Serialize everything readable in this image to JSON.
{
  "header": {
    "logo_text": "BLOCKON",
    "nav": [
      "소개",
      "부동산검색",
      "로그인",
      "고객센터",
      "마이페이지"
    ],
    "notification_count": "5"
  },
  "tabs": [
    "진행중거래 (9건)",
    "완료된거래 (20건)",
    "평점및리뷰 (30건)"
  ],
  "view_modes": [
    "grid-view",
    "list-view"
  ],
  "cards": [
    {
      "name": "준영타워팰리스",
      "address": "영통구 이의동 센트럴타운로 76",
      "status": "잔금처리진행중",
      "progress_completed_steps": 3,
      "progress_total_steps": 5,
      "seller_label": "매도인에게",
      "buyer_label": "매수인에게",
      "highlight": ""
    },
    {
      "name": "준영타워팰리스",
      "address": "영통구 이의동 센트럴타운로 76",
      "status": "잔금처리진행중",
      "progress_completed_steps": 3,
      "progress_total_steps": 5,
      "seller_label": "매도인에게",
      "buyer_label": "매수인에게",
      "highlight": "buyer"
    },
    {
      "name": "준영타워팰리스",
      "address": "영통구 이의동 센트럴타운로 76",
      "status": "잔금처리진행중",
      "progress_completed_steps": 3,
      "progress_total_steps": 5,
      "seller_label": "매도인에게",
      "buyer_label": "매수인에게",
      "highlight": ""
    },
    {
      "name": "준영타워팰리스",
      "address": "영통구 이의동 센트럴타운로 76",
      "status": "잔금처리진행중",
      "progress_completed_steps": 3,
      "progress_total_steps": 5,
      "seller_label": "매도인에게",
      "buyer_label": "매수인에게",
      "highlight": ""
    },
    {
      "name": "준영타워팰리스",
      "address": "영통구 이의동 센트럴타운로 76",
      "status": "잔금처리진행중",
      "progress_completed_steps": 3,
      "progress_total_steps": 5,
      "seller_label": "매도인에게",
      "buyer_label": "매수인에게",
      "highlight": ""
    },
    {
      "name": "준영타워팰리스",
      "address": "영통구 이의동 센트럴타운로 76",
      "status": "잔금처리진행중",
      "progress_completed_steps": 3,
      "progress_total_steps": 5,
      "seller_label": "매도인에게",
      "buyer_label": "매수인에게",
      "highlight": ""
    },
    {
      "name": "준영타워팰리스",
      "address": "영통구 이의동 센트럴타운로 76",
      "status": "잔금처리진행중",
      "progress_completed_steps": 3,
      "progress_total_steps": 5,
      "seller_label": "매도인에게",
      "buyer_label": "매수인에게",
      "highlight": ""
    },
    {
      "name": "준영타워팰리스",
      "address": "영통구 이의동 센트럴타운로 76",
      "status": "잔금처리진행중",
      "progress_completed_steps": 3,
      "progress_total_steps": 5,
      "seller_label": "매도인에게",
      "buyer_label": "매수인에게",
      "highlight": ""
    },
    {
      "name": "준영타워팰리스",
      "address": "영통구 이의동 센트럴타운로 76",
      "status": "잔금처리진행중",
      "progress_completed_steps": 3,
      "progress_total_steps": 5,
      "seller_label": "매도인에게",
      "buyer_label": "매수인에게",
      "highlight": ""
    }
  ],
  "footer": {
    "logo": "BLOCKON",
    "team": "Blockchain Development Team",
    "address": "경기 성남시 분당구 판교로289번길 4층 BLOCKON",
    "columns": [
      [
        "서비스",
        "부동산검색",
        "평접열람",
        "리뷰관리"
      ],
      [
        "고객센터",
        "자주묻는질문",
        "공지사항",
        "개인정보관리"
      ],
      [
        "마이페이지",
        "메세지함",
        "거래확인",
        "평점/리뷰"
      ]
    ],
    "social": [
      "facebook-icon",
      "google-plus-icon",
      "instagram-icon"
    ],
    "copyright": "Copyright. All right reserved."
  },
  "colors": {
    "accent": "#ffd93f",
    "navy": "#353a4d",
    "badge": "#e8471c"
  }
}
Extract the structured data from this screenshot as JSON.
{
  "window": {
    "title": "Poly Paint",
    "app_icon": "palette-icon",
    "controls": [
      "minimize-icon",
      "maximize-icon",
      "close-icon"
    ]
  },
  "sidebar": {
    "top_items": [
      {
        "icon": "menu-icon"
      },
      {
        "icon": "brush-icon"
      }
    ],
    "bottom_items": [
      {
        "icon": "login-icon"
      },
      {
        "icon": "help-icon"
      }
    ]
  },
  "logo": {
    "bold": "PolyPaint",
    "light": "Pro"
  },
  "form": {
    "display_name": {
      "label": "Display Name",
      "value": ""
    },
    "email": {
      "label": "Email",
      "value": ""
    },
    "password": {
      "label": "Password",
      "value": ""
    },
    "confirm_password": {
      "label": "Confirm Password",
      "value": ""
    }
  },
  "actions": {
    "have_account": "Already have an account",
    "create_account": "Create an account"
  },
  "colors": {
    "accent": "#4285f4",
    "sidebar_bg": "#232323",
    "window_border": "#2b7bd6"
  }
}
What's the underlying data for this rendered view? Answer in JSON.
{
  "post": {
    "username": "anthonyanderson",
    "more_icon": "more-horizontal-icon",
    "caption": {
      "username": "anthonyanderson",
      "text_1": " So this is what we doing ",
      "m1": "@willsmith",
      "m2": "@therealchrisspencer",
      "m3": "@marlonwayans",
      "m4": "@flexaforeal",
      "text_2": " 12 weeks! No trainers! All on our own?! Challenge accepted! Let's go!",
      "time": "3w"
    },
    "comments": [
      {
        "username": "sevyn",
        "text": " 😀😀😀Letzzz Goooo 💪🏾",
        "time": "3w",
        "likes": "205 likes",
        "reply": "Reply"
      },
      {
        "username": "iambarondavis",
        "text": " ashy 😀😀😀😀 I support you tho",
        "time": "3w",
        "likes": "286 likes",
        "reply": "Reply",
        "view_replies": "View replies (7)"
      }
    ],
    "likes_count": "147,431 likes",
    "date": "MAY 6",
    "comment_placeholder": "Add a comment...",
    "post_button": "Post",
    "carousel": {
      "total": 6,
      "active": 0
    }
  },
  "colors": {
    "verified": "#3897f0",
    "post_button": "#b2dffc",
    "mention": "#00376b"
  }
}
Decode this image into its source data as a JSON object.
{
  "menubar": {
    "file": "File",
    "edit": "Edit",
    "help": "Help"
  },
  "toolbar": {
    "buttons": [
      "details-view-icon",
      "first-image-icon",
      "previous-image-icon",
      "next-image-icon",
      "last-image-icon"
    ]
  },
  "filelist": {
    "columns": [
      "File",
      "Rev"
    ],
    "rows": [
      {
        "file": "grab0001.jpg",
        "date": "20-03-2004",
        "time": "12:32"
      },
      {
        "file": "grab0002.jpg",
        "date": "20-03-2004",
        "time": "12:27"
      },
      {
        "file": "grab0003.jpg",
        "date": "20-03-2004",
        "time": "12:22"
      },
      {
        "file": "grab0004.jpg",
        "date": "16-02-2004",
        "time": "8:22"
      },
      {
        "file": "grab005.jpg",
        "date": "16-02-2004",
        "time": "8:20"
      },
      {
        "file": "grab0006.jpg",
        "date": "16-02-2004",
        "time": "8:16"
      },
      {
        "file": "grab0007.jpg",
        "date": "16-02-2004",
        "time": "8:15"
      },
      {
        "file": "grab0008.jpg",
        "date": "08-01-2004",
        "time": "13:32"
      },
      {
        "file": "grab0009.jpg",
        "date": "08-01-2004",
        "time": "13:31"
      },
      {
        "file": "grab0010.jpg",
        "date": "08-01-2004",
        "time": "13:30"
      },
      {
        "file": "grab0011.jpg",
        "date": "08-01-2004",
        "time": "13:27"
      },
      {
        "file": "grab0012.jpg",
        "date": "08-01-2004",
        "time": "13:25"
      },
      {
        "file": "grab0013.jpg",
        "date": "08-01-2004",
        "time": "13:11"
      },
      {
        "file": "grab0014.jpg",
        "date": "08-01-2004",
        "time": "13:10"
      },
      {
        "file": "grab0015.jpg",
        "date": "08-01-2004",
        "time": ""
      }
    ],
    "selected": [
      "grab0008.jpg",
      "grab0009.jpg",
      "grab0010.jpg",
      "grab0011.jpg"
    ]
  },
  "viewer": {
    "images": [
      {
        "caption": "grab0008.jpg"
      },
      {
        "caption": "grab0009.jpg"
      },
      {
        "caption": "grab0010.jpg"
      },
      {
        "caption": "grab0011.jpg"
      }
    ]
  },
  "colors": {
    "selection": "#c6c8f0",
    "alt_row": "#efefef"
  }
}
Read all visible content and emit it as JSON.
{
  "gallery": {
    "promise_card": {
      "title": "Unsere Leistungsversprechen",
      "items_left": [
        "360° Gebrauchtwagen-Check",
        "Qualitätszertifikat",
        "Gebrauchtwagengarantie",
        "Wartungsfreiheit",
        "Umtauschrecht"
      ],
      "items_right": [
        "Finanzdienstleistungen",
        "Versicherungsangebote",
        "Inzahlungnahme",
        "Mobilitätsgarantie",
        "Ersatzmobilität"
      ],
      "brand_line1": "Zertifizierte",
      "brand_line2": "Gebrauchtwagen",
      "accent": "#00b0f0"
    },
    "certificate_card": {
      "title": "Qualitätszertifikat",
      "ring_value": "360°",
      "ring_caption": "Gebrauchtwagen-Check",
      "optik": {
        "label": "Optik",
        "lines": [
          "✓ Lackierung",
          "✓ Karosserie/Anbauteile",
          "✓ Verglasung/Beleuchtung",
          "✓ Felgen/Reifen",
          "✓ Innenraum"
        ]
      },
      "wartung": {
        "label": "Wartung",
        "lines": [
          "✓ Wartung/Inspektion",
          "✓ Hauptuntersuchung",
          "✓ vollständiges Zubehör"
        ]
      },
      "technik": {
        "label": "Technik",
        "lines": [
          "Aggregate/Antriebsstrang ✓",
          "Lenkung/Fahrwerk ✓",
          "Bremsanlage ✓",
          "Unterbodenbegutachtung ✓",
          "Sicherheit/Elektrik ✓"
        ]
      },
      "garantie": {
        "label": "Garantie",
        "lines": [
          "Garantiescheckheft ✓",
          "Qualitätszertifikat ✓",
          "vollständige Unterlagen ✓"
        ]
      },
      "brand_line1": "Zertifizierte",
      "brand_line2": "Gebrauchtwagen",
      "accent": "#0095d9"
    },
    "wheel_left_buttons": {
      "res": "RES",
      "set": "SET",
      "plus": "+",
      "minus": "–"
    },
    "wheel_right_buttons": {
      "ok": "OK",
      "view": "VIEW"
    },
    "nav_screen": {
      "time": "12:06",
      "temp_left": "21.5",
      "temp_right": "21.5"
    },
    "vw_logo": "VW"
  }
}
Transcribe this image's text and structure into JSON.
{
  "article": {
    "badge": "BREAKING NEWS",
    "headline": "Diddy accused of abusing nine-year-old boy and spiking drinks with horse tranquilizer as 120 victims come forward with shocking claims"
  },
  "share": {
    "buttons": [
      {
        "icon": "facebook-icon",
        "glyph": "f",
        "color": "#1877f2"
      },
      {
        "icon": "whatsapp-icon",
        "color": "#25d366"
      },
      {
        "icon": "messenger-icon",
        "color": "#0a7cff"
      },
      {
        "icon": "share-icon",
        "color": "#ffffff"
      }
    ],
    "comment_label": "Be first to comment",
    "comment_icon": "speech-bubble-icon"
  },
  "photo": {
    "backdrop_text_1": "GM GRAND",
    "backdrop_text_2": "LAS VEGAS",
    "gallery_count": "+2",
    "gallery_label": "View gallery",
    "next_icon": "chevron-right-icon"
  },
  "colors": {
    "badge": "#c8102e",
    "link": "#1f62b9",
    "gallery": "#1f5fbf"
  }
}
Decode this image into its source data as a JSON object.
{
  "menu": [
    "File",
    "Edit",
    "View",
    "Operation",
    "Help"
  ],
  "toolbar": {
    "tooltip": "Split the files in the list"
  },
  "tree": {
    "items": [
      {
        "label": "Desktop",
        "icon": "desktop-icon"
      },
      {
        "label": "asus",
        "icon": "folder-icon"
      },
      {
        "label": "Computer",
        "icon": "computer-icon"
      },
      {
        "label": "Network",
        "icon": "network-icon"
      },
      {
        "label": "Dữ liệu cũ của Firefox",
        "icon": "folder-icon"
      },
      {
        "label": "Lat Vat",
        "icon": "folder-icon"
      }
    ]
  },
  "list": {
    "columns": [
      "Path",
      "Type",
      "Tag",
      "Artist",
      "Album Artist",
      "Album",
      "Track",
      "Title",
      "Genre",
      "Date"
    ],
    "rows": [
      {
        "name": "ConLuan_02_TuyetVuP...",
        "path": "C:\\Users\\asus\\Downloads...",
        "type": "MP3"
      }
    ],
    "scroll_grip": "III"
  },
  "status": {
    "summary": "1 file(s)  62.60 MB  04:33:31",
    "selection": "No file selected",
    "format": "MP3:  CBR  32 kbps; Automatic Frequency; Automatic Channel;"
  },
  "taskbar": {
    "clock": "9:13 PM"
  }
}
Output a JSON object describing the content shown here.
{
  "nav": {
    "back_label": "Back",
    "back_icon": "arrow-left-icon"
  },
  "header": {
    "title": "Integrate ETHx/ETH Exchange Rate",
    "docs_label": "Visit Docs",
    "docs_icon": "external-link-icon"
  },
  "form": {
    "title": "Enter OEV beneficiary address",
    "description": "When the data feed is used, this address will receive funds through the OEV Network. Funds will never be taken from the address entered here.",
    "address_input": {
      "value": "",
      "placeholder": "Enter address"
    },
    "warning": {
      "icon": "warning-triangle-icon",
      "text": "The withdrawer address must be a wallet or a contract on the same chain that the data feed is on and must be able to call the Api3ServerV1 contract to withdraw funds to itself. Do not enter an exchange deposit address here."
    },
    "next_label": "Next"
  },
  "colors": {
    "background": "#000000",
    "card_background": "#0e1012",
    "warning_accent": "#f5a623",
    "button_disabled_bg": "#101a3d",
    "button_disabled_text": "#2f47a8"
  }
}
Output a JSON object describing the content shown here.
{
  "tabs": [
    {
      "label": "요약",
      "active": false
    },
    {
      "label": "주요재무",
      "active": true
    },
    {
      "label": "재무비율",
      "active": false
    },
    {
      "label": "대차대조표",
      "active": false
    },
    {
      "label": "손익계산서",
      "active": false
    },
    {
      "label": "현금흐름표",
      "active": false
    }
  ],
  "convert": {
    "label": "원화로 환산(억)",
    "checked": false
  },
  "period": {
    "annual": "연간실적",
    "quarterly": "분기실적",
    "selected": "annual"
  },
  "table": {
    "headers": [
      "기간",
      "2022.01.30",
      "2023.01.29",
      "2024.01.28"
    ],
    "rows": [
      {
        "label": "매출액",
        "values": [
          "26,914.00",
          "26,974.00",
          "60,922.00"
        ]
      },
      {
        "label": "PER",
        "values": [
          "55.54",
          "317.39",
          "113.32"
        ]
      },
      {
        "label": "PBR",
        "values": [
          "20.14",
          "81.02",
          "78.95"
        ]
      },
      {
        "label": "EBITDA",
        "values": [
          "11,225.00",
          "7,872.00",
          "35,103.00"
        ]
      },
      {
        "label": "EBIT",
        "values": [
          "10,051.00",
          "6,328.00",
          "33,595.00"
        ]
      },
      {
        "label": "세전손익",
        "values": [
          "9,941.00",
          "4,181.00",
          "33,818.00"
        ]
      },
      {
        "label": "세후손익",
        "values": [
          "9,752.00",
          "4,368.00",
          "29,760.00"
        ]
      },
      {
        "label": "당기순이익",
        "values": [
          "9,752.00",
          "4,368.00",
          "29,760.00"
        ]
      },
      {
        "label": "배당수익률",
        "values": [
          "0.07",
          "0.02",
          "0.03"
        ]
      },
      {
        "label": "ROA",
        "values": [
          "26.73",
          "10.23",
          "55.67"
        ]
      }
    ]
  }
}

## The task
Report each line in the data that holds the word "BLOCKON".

## Expected answer
    "logo_text": "BLOCKON",
    "logo": "BLOCKON",
    "address": "경기 성남시 분당구 판교로289번길 4층 BLOCKON",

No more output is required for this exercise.